As Christians when we interact with others are we being Jesus to them or are we being just a moment in Jesus’s life? Because in the same way we need to be careful to not use one verse in the Bible to base our theology on, we also need to be careful to take all of Jesus’s life into account when we consider what it means to be a Christian.
After Jesus’s triumphant entrance into Jerusalem, Jesus goes into the temple and finds buyers and sellers in the temple. His response is to do something that is completely righteous but this action could be considered by some to be harsh and judgmental particularly if this was all we saw of this moment in Jesus’s life.
Then Jesus went into the temple of God and drove out all those who bought and sold in the temple, and overturned the tables of the money changers and the seats of those who sold doves.
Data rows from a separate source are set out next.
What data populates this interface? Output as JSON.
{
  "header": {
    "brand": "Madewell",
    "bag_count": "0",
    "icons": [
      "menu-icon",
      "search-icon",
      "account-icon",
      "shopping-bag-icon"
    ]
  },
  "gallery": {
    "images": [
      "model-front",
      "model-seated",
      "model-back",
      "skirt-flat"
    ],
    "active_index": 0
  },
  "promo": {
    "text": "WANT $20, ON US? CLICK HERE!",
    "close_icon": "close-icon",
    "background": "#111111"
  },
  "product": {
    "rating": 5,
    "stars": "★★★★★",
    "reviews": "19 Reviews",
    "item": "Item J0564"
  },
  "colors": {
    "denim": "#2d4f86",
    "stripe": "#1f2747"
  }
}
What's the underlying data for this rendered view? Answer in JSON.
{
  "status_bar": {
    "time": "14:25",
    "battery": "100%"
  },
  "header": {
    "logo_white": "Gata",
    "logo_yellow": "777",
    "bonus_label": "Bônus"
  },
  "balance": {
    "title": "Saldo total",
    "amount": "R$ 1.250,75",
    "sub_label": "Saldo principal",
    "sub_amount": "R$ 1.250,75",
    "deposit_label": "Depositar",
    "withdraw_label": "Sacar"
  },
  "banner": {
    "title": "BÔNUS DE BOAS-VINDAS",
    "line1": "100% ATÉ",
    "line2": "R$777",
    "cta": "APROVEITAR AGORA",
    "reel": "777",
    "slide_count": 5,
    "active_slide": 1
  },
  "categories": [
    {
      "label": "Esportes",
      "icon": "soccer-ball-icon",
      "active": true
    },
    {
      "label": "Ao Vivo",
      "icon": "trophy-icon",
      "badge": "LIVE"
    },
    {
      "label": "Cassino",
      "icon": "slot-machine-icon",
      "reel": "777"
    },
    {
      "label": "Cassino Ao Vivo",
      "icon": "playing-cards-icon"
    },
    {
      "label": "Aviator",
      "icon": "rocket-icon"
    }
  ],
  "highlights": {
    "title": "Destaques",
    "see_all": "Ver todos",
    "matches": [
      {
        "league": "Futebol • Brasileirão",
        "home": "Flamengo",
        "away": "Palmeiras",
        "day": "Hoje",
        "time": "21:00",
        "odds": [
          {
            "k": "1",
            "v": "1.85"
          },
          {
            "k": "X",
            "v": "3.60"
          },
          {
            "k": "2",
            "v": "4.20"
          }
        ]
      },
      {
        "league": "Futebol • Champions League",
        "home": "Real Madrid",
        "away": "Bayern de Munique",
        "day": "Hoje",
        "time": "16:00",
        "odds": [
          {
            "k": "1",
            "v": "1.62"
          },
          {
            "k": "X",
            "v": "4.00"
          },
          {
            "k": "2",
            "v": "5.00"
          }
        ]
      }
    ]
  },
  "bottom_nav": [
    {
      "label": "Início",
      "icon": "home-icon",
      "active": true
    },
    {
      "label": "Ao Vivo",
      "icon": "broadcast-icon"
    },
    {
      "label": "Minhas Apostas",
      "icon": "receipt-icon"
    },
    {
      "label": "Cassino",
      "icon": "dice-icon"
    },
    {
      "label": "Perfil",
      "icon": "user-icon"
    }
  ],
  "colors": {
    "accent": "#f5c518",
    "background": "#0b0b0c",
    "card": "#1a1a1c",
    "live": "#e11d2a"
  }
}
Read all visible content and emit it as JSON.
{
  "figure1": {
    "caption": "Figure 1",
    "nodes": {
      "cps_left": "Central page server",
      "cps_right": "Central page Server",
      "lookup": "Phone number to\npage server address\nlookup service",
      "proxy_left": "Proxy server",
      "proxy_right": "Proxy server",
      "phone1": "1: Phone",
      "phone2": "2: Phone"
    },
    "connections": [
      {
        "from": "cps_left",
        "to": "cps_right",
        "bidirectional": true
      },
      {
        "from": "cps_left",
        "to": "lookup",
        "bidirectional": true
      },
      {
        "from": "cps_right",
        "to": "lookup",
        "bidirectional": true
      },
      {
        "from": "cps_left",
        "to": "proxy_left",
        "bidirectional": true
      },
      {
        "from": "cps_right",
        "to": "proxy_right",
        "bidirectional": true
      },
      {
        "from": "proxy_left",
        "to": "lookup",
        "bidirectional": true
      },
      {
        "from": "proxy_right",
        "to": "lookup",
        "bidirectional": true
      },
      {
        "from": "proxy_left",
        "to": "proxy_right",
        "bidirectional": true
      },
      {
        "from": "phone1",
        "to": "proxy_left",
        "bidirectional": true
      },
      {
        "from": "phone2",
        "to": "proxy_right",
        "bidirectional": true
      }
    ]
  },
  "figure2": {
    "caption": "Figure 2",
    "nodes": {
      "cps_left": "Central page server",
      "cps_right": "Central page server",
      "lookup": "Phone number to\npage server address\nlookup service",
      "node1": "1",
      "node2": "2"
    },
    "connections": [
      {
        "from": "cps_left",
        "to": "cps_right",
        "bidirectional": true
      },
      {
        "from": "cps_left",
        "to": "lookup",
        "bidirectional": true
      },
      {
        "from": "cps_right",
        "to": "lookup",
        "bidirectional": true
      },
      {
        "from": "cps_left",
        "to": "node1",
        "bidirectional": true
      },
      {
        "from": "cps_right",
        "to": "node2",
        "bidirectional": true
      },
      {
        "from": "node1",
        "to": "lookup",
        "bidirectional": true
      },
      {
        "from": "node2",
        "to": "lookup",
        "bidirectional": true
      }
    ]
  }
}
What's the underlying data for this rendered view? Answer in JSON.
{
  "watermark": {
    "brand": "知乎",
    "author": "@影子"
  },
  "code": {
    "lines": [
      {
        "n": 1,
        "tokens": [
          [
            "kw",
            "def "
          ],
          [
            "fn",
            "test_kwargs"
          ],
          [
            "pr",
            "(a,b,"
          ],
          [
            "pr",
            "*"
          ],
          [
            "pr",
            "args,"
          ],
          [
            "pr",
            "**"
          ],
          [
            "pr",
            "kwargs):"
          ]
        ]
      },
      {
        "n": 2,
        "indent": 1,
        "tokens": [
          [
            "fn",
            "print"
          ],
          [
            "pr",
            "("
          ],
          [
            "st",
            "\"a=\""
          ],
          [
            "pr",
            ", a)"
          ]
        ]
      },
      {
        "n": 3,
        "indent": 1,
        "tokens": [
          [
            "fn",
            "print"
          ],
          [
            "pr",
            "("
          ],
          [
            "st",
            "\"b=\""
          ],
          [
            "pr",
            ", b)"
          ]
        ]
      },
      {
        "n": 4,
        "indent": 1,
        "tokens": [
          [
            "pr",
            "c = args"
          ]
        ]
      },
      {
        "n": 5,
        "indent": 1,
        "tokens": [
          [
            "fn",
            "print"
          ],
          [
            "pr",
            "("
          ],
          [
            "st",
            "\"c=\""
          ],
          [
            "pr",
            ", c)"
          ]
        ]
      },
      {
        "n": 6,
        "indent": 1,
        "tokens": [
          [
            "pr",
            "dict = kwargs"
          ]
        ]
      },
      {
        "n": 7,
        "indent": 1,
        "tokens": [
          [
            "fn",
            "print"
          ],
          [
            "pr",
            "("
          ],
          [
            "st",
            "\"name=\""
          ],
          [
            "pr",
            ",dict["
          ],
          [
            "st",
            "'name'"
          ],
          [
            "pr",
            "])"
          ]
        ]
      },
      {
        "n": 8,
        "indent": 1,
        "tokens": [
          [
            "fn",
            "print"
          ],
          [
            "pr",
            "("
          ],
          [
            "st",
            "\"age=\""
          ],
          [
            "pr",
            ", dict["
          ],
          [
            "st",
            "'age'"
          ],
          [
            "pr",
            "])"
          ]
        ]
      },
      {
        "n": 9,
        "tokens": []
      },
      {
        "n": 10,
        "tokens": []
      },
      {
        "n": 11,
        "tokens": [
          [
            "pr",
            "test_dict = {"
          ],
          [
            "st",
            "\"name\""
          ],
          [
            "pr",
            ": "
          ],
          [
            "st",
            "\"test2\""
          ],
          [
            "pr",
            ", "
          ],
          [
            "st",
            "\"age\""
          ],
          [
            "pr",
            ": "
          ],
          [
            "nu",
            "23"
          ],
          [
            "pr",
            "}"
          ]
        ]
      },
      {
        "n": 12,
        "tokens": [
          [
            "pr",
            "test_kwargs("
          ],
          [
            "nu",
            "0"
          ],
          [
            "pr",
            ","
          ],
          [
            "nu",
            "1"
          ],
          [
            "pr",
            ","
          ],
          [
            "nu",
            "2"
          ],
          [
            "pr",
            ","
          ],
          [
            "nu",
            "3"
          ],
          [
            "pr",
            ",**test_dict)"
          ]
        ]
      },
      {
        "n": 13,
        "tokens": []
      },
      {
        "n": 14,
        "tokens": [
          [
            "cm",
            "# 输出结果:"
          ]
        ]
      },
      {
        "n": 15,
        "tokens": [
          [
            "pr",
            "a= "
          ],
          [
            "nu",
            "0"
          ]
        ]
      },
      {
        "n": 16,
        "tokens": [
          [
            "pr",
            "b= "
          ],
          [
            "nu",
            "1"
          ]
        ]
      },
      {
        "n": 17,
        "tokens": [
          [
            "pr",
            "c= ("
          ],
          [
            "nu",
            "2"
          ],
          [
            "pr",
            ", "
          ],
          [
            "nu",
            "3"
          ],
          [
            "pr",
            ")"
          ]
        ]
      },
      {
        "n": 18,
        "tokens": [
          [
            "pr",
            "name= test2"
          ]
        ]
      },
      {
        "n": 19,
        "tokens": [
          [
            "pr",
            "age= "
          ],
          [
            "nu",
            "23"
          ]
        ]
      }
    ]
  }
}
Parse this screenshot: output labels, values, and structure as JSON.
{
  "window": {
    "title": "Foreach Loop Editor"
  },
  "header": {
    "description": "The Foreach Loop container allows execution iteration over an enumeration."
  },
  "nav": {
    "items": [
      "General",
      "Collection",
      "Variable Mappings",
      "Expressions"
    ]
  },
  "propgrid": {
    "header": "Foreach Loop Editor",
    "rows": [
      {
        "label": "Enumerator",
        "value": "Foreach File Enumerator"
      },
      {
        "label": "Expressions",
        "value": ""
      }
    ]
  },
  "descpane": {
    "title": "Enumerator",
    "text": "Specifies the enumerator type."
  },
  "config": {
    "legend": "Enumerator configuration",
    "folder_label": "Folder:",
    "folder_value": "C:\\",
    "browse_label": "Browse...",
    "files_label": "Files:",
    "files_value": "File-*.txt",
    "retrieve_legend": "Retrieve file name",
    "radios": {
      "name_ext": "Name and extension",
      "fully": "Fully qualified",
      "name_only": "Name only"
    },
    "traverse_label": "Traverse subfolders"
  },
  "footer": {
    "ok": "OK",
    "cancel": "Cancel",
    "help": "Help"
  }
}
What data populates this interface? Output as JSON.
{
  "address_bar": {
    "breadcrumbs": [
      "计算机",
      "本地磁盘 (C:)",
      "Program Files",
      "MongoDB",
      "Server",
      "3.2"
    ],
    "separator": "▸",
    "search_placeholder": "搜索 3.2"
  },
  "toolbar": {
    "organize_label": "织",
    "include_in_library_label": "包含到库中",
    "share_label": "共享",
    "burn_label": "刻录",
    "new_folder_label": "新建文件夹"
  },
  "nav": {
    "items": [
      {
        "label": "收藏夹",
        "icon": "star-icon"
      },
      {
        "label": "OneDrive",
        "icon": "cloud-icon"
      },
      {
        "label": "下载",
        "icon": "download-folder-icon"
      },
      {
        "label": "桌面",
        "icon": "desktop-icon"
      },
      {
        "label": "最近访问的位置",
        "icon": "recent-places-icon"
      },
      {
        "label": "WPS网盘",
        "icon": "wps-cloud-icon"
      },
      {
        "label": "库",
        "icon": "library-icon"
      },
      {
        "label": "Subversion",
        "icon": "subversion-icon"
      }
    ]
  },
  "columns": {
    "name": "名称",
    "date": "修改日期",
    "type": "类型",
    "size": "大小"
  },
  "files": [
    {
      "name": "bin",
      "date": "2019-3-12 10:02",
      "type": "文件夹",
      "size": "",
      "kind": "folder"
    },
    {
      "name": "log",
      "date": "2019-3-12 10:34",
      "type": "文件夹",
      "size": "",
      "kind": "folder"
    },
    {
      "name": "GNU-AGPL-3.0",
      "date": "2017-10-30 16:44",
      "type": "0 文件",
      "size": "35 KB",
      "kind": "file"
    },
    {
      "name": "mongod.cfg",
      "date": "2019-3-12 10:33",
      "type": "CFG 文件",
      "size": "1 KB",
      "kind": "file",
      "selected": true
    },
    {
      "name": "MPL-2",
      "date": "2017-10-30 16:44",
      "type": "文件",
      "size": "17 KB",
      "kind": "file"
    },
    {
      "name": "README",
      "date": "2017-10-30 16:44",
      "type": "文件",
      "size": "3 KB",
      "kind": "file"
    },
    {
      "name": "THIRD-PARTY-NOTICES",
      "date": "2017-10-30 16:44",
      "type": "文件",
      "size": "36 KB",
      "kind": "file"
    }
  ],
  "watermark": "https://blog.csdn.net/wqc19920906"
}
And He said to them, “It is written, ‘My house shall be called a house of prayer,’ but you have made it a ‘den of thieves.’ ” ~Matthew 21:12-13~
If we put this into the proper context of the temple being a place of worship and that none of these people, who are corrupting the purpose of the temple and the sacrificial system, weren’t supposed to be selling inside the temple at all, we see this as a righteous actions on Jesus’s part to remove wrongful occupants of the temple.
However, if we looked at it from the perspective of one of those vendors (who clearly does not desire knowledge of God), who is trying to make their living and who has possibly been selling in the temple for months, maybe even years, and suddenly this person who again from the vendor’s perspective has no authority to come in and drive them out of their place of business, then this whole interaction might seem completely unloving and outrageous.
A similar problem occurs when people look at Christian’s response to sin. Without the proper context a completely righteous action can come off looking very outrageous to those who are unable to see from the knowledge of God. They also at times are missing the rest of the picture, because what does Jesus do next? Does He just keep everyone out of the temple because no one should be in it? No, He doesn’t. In the very next verse, who do we find coming into the temple now that the sellers have been driven out?
“Then the blind and the lame came to Him in the temple, and He healed them.” ~Matthew 21:14~
Jesus’s next action after judgement is an invitation to those in need. He drove out those trying to corrupt the meaning of the temple, and He invited in those who were in need of what the temple has to offer: a way to God’s grace and mercy.
Similarly when Christians interact with others this expression of righteousness should never be made so that all are found wanting, but rather so that there is space for the invitation that comes next to be made and received. Too often though as Christians we forget to clean our own house, and we forget to make the invitation to those in need. Instead we’re too busy telling people that their ways don’t belong in the church. It’s an expression of “righteousness” without anything else, no invitation, no offer of salvation.
But on the flip-side, we as Christians can also end up being all about love and forget that without first taking the time to drive out the falseness, lies, and corruption within the spiritual system, there is no room or ability to truly or rightly welcome in those who are in need of and desiring what the temple is supposed to be there to offer them. These are the Christians who spend their time accepting the buyer’s and sells while welcoming the blind and the lame too, but because these Christians have no grasp of righteousness there is no capacity to actually point them to true healing, because the “acceptance” they have offered everyone and everything has filled the temple with falsehood, lies, and spiritual corruption.
Righteousness says: This is the standard. (Tells people they are broken)
Love says: You are cared about. (Tells people they are loved in their brokenness)
Grace says: You can’t meet the standard and because I care about you and the truth, I am here to introduce you to Jesus, who can make you whole.
“But go and learn what this means: ‘I desire mercy and not sacrifice.’ For I did not come to call the righteous, but sinners, to repentance.” ~Matthew 9:13~
In the same way the temple needed Jesus in it and sin removed in order for true help and healing to occur, we as Christians need Jesus in us and sin removed from our lives in order for true help and healing to occur within us and to then to be able to be offered to others because of our right expression of Jesus to them.
“For I desire mercy and not sacrifice, and the knowledge of God more than burnt offerings.” ~Hos 6:6~
Do you have the knowledge of God? Are you loving and accepting others but neglecting knowing God? Are you so busy being righteous or telling others about righteousness that you have neglected understanding what God desires? Knowing God look like Jesus. Not just a moment of judgement and not just a moment of welcome, but all of Jesus which includes (but is not limited to) righteous, love, and mercy.